1

I am using SAGA - Universal Kriging (Global) for this, but I am stucked. I have grid (.tif) for Serbia with elevation values, and .shp file with points that have mean yearly temperature. I want to create a map using these two files and to take in to the account that Temperature gradient in Serbia is 0.6°C. Temperature gradient means that for every 100m temperature is changed for 0.6°C Also i have the elevation for the .shp file with points, but i don't know how to combine all this. So I want to display a map of the temperature, extrapolated around the known points according to the DEM. Is that possible?
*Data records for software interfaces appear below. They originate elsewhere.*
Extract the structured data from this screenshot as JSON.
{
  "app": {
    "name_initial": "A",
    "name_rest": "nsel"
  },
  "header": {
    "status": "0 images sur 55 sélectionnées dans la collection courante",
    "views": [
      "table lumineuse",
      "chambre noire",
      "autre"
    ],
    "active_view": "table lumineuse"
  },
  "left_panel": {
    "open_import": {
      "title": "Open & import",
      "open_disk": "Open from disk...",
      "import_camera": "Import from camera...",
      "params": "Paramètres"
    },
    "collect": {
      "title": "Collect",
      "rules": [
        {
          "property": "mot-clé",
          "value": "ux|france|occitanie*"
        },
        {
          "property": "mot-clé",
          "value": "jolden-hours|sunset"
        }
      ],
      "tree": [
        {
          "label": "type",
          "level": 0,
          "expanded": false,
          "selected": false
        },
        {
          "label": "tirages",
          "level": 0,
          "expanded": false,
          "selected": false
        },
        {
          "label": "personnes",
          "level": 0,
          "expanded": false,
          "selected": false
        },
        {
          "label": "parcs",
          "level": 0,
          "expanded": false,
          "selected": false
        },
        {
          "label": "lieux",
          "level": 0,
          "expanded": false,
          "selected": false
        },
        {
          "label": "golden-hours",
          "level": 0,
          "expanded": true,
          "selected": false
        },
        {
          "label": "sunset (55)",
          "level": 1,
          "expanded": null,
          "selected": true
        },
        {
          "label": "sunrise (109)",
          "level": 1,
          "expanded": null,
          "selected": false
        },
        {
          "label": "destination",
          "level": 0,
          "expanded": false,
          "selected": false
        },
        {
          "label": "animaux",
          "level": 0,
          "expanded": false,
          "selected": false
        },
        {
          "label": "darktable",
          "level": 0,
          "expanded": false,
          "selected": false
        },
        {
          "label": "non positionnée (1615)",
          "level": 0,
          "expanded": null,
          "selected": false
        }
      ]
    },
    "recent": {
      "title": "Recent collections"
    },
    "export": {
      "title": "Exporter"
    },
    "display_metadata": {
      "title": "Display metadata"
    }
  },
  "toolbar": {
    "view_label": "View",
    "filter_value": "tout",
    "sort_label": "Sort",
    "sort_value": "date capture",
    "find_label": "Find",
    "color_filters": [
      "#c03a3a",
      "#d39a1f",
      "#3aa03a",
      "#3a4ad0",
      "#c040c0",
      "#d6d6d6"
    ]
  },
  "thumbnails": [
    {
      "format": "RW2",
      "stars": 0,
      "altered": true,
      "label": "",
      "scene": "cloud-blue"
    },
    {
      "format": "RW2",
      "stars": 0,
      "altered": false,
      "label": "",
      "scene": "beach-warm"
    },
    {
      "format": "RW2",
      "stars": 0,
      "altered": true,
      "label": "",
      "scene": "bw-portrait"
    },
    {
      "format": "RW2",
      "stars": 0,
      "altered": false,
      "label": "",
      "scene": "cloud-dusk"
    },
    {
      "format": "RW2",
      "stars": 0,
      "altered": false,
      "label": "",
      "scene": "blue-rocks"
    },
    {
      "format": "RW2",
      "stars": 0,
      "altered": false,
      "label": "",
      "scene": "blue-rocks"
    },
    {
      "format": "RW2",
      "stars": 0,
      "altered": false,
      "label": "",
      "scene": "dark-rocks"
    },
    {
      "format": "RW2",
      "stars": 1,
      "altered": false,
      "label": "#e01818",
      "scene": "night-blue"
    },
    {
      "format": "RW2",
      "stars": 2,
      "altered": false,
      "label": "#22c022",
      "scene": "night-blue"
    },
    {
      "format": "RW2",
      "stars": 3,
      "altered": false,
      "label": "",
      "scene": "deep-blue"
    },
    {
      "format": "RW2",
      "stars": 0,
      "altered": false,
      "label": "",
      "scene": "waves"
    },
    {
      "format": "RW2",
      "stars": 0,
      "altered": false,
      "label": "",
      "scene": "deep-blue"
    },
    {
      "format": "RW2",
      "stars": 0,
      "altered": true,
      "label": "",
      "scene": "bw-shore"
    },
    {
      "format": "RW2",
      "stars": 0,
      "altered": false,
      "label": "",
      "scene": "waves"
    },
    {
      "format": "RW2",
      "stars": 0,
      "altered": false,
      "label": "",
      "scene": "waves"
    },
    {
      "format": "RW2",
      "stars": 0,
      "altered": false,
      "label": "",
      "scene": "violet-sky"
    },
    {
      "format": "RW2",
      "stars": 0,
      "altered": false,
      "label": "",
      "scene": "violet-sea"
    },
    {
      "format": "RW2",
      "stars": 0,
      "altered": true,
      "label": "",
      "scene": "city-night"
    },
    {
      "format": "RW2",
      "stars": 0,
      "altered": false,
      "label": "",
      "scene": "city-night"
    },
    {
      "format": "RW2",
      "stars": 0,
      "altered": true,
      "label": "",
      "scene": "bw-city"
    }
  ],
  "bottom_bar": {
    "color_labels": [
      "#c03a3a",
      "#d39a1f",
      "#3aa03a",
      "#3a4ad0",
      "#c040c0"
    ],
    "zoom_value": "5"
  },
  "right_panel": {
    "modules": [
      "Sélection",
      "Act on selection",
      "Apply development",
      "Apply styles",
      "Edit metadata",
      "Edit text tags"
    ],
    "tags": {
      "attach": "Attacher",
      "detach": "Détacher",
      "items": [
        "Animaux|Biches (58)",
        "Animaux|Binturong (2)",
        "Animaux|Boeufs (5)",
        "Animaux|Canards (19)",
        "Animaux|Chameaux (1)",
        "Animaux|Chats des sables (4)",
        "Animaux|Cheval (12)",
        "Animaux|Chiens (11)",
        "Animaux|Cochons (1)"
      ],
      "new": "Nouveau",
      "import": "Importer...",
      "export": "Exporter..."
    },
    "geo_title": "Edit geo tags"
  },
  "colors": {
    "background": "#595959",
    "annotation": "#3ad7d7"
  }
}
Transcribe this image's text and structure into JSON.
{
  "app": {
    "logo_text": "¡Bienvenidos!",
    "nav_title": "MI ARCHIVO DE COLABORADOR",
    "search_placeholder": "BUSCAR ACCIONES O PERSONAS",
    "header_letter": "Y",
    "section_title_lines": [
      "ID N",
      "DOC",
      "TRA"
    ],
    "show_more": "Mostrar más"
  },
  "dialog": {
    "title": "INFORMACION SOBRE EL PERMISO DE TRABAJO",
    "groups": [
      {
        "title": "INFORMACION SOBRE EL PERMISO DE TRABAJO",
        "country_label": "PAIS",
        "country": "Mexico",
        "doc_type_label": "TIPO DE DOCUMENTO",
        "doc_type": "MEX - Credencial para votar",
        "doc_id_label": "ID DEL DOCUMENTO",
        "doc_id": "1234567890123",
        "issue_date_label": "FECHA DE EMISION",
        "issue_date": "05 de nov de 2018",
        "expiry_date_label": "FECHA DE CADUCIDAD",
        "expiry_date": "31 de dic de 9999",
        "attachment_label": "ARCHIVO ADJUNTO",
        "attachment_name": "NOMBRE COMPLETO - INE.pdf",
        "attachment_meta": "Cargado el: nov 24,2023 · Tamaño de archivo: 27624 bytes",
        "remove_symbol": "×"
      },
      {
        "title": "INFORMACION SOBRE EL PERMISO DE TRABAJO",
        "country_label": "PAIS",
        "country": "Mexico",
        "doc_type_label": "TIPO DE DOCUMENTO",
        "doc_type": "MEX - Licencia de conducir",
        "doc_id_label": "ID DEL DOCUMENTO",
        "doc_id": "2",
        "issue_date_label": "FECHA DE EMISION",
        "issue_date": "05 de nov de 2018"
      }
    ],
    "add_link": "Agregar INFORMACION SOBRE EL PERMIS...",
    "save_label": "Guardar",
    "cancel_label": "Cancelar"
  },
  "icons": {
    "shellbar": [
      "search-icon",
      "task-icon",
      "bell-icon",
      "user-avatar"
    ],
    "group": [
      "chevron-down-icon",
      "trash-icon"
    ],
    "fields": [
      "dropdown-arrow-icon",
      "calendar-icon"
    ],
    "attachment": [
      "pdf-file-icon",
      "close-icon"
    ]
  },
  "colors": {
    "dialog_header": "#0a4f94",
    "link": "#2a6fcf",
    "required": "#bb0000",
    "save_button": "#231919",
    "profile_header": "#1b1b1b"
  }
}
  • 1
    Given you are trying to create a trend surface which later used as an External Drift in UK, may i suggest following steps: (1) multiply temp gradient (-0.6/100m) with elevation grid, then (2) calibrate the map from (1) with your points by Multiple Regression Analysis tool (in Spatial and Geostatistics | Regression). I think Regression output grid is what you need for UK process. (I have not been successful with my laptop as this is intense computing). – Kazuhito Aug 28 '17 at 9:23
  • I don't know to the first step. I need more detailed answer please. – Markoneo Aug 28 '17 at 11:58
  • 1
    Yep,sorry... For the Step (1), please use Grid Calculator (in Tools | Grid | Calculus). With your elevation as Grids (g1), input formula will look like 20 - 0.006 * g1 (20-degC as just an indicative temp at elev=0). Calculated temperature itself is less important (we only need trend) but it helps us to visually compare it with the point data. (Please note it is probably better to smooth your elevation grid beforehand). – Kazuhito Aug 28 '17 at 12:25
  • 1
    @Markoneo How about (1) create residual grid, and (2) subtract (or add) this residual? In detail; Step (1) Calculate the difference (9.6 - 9.3) at the point and store it to the attribute table. Then interpolate (e.g. Grid - Spline Interpolation | Multilevel B-Spline) to generate the grid. Step (2) Subtraction - it can be done either by Grid Calculator or by Grid difference (both in Grid - Calculus). But...because the regression grid was meant to be trend surface, it looks within reasonable range (to me). Do you really have to match them? – Kazuhito Oct 9 '17 at 9:25
1

Let me try to summarize the workflow you have taken to obtain a trend surface to be an input grid to the UK algorithm.

Background of this topic would have been like this: (A) There is DEM and measured temperature data available. It is given the temperature generally follow the -0.6 deg-C per 100m trend. (B) In perfect world the temperature curve should be like the gray curve, but the recorded temperature show certain deviation.

enter image description here

So a workflow (detailed below) taken was, create a surface first by Multiple Regression Analysis considering both measured temperature and elevation, and then removing residual errors.

  1. Create a "pseudo- temperature grid" by multiplying temperature gradient with DEM. [Grid calculator] Recommended equation was 20 - 0.006 * g1 where 20 was notional (intercept) temperature. (It would have been trial and error to find best intercept value).
  2. Create a Regression grid from measured temperature data and pseudo-temperature grid. [Multiple Regression Analysis Tool]
  3. Create a residual grid by (a) Calculate difference between measured temperature and the regression grid. [Subtract] and store the difference into the attribute table of the measured point shapefile. (b) Interpolate the difference. Recommended tool was [Multilevel B-Spline] but any gridding tool does this job. (c) Subtract this residual grid from the regression grid. [Grid calculator]

Final output is a temperature trend surface (red dots; above picture), conditioned at the measured locations.


Markoneo, please edit as you think necessary. I likely have missed some steps you have taken.

Your Answer

By clicking “Post Your Answer”, you agree to our terms of service, privacy policy and cookie policy

Not the answer you're looking for? Browse other questions tagged or ask your own question.